The animals were classified as follows:
1. infants: small individuals which are permanently or occasionally carried by the mother (including creamy-white individuals),
2. juveniles: definitely not fully grown individuals which are, however, no longer carried by the mother,
3. subadults: nearly or entirely fully grown individuals which live in the company of an adult pair, but are - in contrast to the latter - not, or rarely, engaged in territorial activities and show a somewhat isolated way of life,
4. adults: fully grown individuals which live solitary or in a pair and show territorial activity (including individuals which carry an infant or possess enlarged nipples from suckling infants).
2.5.2. Sex determination
The external appearance of the silvery gibbon does not show any marked sexual dimorphism. Sex determination on the basis of shape was therefore rarely possible in the forest; exceptionally, adult females could be classified as such on the basis of enlarged nipples.
Generally, the sex of an individual had to be determined on the basis of its sex-specific role in song bouts (chapter 6), territorial conflicts (chapter 7) or infant care.
However, since it is primarily the adult gibbons that are engaged in these social activities, an accurate appraisal of sex could, as a rule, only be made in this age category. Moreover, during most short encounters with individuals no sexually dimorphic behavioural characteristic could be ascertained, so that sex classification was often not possible at all.
2.5.3. Identification of individuals
It was quite impossible to identify gibbons on the basis of individual external characteristics.

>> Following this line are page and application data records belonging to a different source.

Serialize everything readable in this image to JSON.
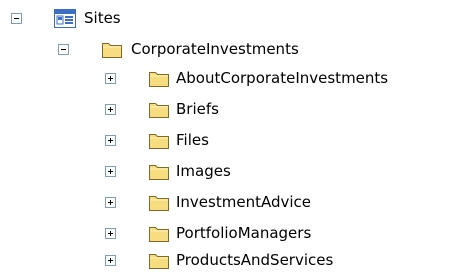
{
  "tree": {
    "root": {
      "label": "Sites",
      "icon": "site-collection-icon",
      "expander": "minus"
    },
    "web": {
      "label": "CorporateInvestments",
      "icon": "folder-icon",
      "expander": "minus"
    },
    "children": [
      {
        "label": "AboutCorporateInvestments",
        "icon": "folder-icon",
        "expander": "plus"
      },
      {
        "label": "Briefs",
        "icon": "folder-icon",
        "expander": "plus"
      },
      {
        "label": "Files",
        "icon": "folder-icon",
        "expander": "plus"
      },
      {
        "label": "Images",
        "icon": "folder-icon",
        "expander": "plus"
      },
      {
        "label": "InvestmentAdvice",
        "icon": "folder-icon",
        "expander": "plus"
      },
      {
        "label": "PortfolioManagers",
        "icon": "folder-icon",
        "expander": "plus"
      },
      {
        "label": "ProductsAndServices",
        "icon": "folder-icon",
        "expander": "plus"
      }
    ]
  },
  "colors": {
    "expander_border": "#7f9db9",
    "folder_fill": "#f7dc80",
    "folder_outline": "#7f6a27",
    "site_icon_blue": "#3a6fc4"
  }
}
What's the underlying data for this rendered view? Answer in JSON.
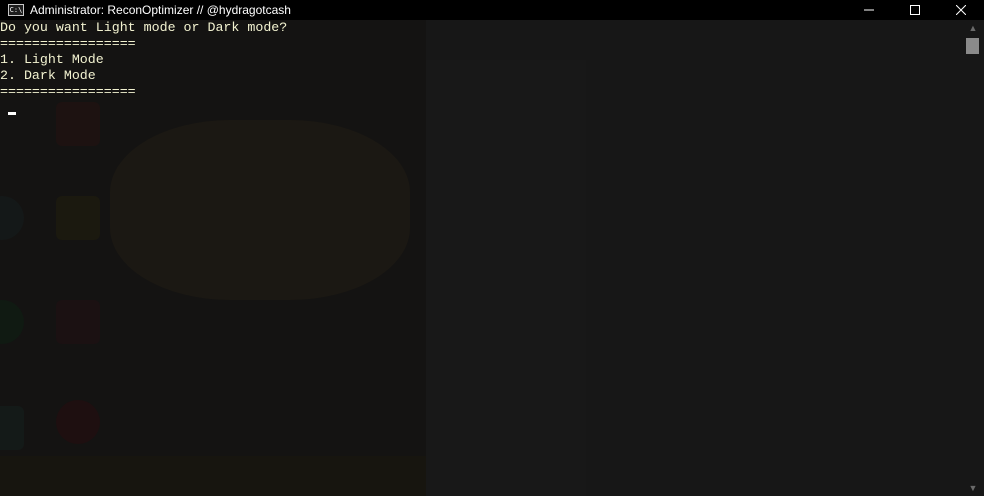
{
  "window": {
    "title": "Administrator:  ReconOptimizer // @hydragotcash",
    "icon": "cmd-icon",
    "controls": [
      "minimize",
      "maximize",
      "close"
    ]
  },
  "console": {
    "lines": [
      "Do you want Light mode or Dark mode?",
      "=================",
      "1. Light Mode",
      "2. Dark Mode",
      "================="
    ],
    "text_color": "#f2f2d0",
    "background_color": "#0c0c0c"
  }
}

On the other hand, group home range and composition allowed discrimination of the different family units and subsequently - based on age/sex characteristics - of the different individuals since, per group, each of the five mentioned categories (adult male, adult female, subadult, juvenile, infant) is represented, at most, by 1 individual.